The Scariest Song in Musical Theatre
When I think about scary songs in musical theatre, the first show that springs to mind is Stephen Sondheim and Hugh Wheeler’s Sweeney Todd: the Demon Barber of Fleet Street. It mean, the scariest song in musical theatre just has to be something from Sweeney Todd. But which one? I find the vamp that plays under “The Ballad of Sweeney Todd” truly unsettling. Really scary. And then there is the Judge’s song, though I think this is rather more creepy than scary.
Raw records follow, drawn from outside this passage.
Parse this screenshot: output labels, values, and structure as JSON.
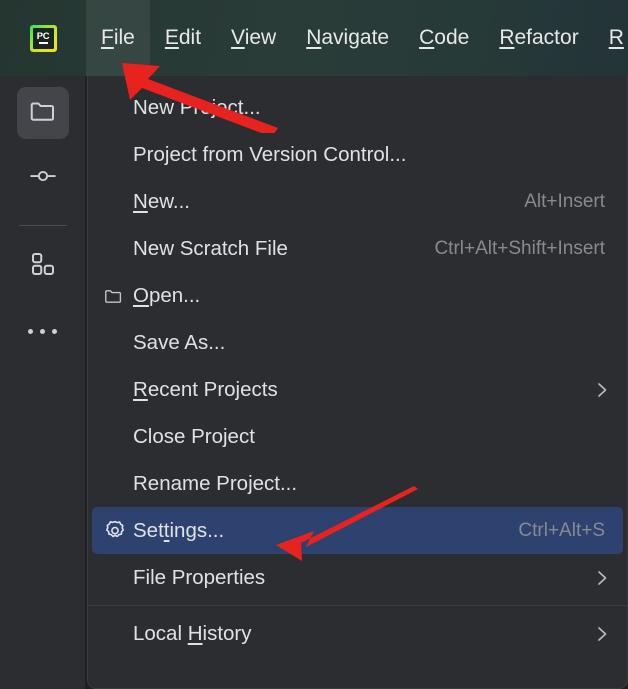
{
  "app": {
    "name": "PyCharm",
    "logo_text": "PC",
    "accent_green": "#8FE53B",
    "menubar_bg": "#2A3C38",
    "menu_bg": "#2B2D30",
    "highlight_bg": "#2E4270",
    "text_color": "#DFE1E5",
    "accel_color": "#868A91"
  },
  "menubar": {
    "items": [
      {
        "label": "File",
        "mnemonic": "F",
        "active": true
      },
      {
        "label": "Edit",
        "mnemonic": "E",
        "active": false
      },
      {
        "label": "View",
        "mnemonic": "V",
        "active": false
      },
      {
        "label": "Navigate",
        "mnemonic": "N",
        "active": false
      },
      {
        "label": "Code",
        "mnemonic": "C",
        "active": false
      },
      {
        "label": "Refactor",
        "mnemonic": "R",
        "active": false
      },
      {
        "label": "R",
        "mnemonic": "R",
        "active": false
      }
    ]
  },
  "sidebar": {
    "items": [
      {
        "name": "project-tool-window",
        "icon": "folder-icon",
        "selected": true
      },
      {
        "name": "commit-tool-window",
        "icon": "commit-icon",
        "selected": false
      },
      {
        "name": "structure-tool-window",
        "icon": "blocks-icon",
        "selected": false
      },
      {
        "name": "more-tool-windows",
        "icon": "ellipsis-icon",
        "selected": false
      }
    ]
  },
  "file_menu": {
    "items": [
      {
        "label": "New Project...",
        "accel": "",
        "icon": "",
        "submenu": false,
        "highlighted": false,
        "mnemonic_index": -1
      },
      {
        "label": "Project from Version Control...",
        "accel": "",
        "icon": "",
        "submenu": false,
        "highlighted": false,
        "mnemonic_index": -1
      },
      {
        "label": "New...",
        "accel": "Alt+Insert",
        "icon": "",
        "submenu": false,
        "highlighted": false,
        "mnemonic_index": 0
      },
      {
        "label": "New Scratch File",
        "accel": "Ctrl+Alt+Shift+Insert",
        "icon": "",
        "submenu": false,
        "highlighted": false,
        "mnemonic_index": -1
      },
      {
        "label": "Open...",
        "accel": "",
        "icon": "folder-icon",
        "submenu": false,
        "highlighted": false,
        "mnemonic_index": 0
      },
      {
        "label": "Save As...",
        "accel": "",
        "icon": "",
        "submenu": false,
        "highlighted": false,
        "mnemonic_index": -1
      },
      {
        "label": "Recent Projects",
        "accel": "",
        "icon": "",
        "submenu": true,
        "highlighted": false,
        "mnemonic_index": 0
      },
      {
        "label": "Close Project",
        "accel": "",
        "icon": "",
        "submenu": false,
        "highlighted": false,
        "mnemonic_index": -1
      },
      {
        "label": "Rename Project...",
        "accel": "",
        "icon": "",
        "submenu": false,
        "highlighted": false,
        "mnemonic_index": -1
      },
      {
        "label": "Settings...",
        "accel": "Ctrl+Alt+S",
        "icon": "gear-icon",
        "submenu": false,
        "highlighted": true,
        "mnemonic_index": 3
      },
      {
        "label": "File Properties",
        "accel": "",
        "icon": "",
        "submenu": true,
        "highlighted": false,
        "mnemonic_index": -1
      },
      {
        "label": "Local History",
        "accel": "",
        "icon": "",
        "submenu": true,
        "highlighted": false,
        "mnemonic_index": 6
      }
    ]
  },
  "annotations": {
    "arrow_color": "#E8221E",
    "arrows": [
      {
        "name": "arrow-to-file-menu",
        "points_to": "File"
      },
      {
        "name": "arrow-to-settings-item",
        "points_to": "Settings..."
      }
    ]
  }
}
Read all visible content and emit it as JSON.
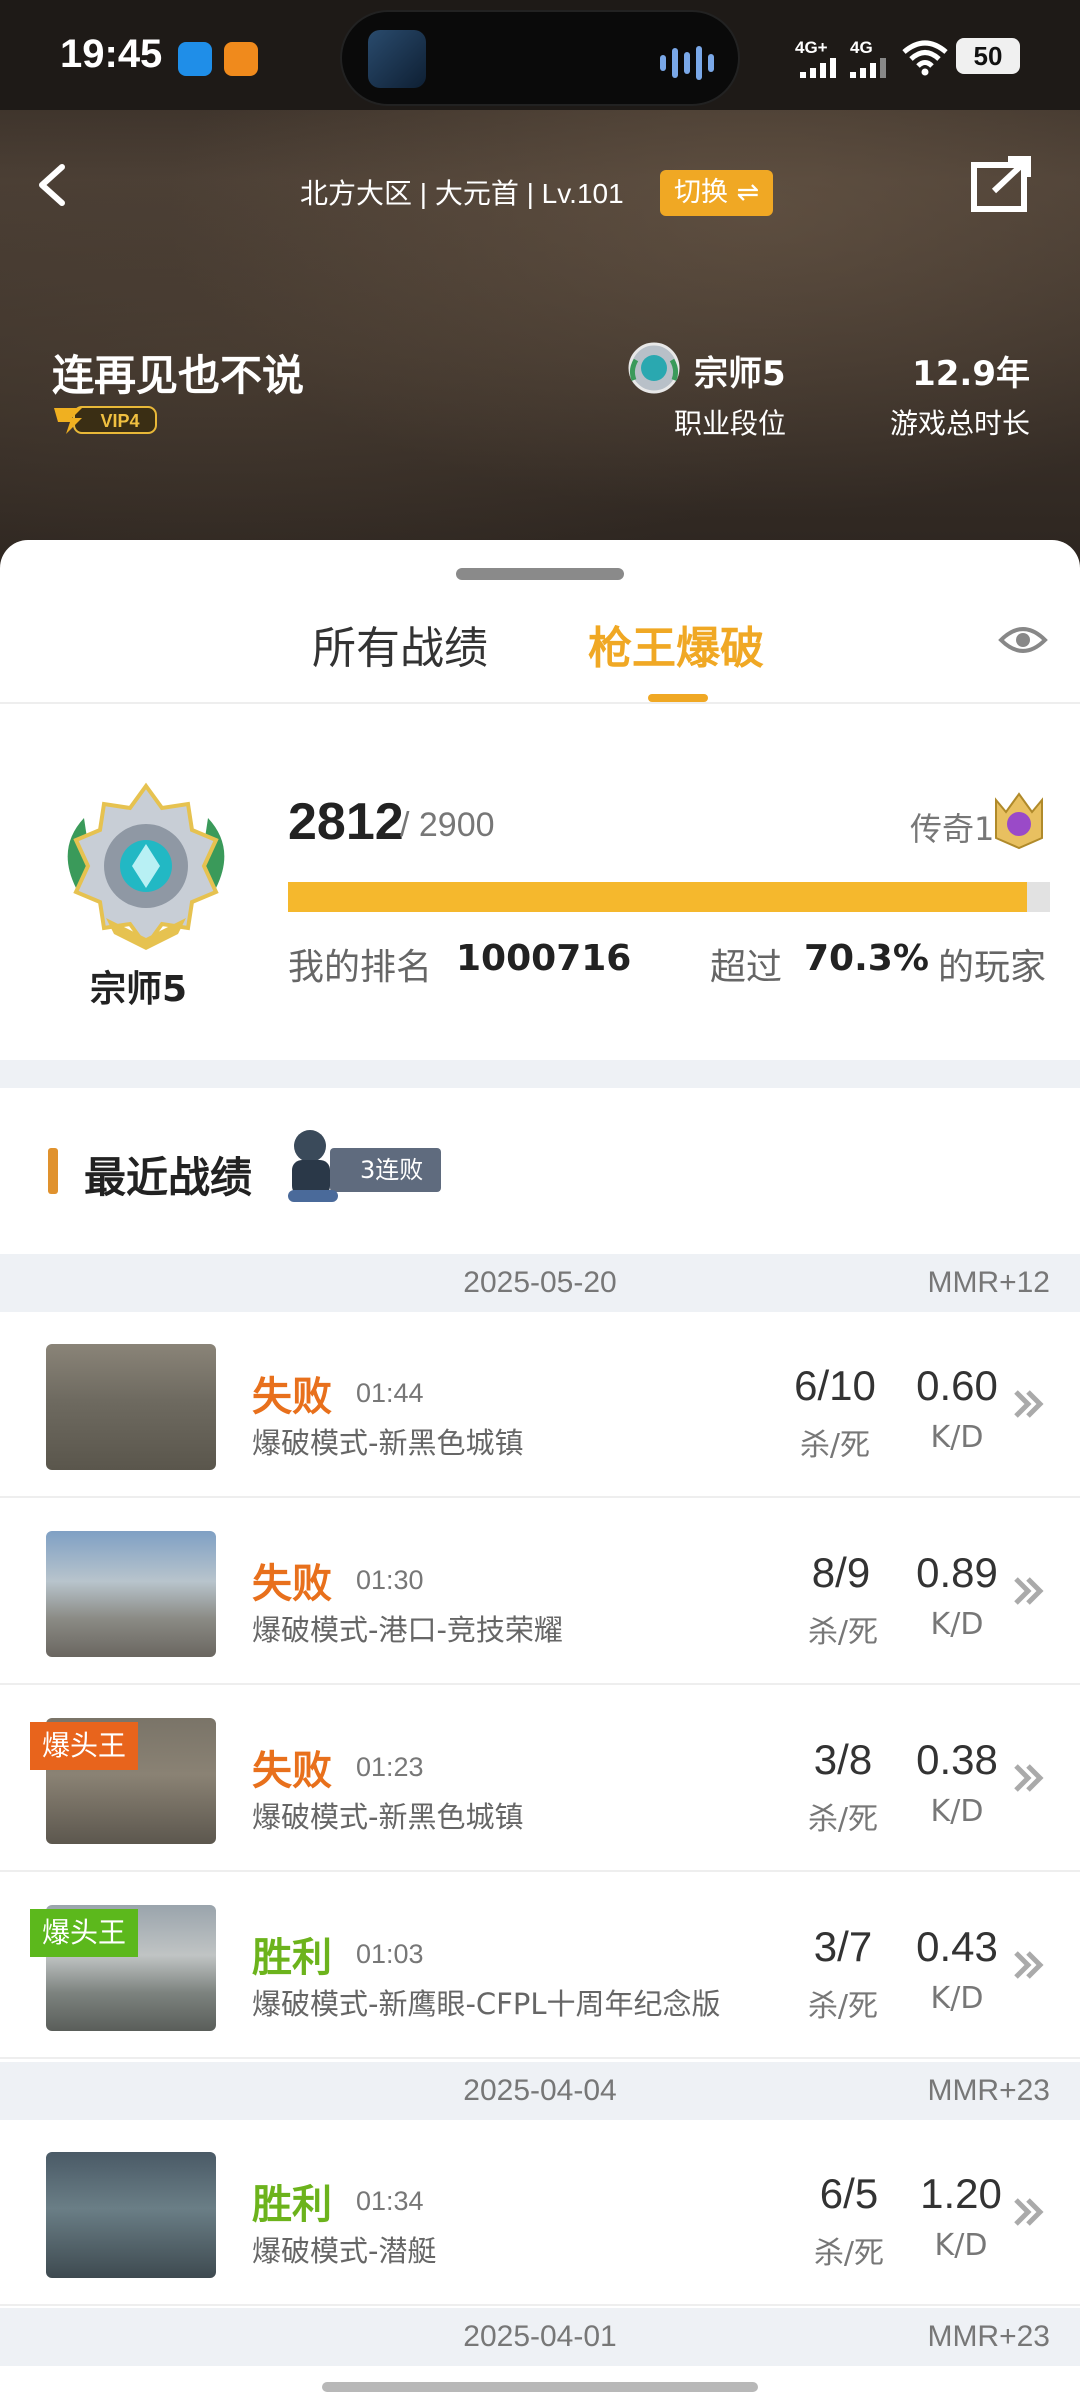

The one I am going to go with is “Epiphany”. When naming this song in such a discussion in the past, I was once told that Sweeney is so unstable throughout the show that this really isn’t really the deeply frightening, revelatory moment that I think it is. My response? I think that assessment somewhat shortchanges both the show and the character. There may be some instability in the character at first, due to what he had experienced in London when he was known as Benjamin Barker, what has happened between then and his return to that city, and the things he has discovered since his return. But there is a clear development from the bitter, hurt and yet hopeful man who returns expecting to find his wife and child waiting for him to the man who realises that this is impossible and then to the ‘demon barber’ he becomes after “Epiphany”. Furthermore, what is absolutely brilliant about Sweeney Todd is that “Epiphany” does not represent him completely losing his mind: it represents a crack in his mind, one which only engulfs him fully in the moment when he realises that the Beggar Woman he cast aside in his first moments in London is his wife. That the character’s development is so much more extended a process makes the loss of his mind all the more human, all the more effective and even tragic when compared to other adaptations of the Sweeney Todd legend (including the Tim Burton adaptation of the stage show itself), which all get lost in the melodrama that is the foundation of the story in its most basic form.
So “Epiphany” it is. Oh, well – I’ll throw in a runner-up for good measure: “Lonely Room” from Richard Rodgers and Oscar Hammerstein II’s Oklahoma!. There’s a song that also reveals the complexity of what is going on beneath the surface of a character.
So – what would your choices be?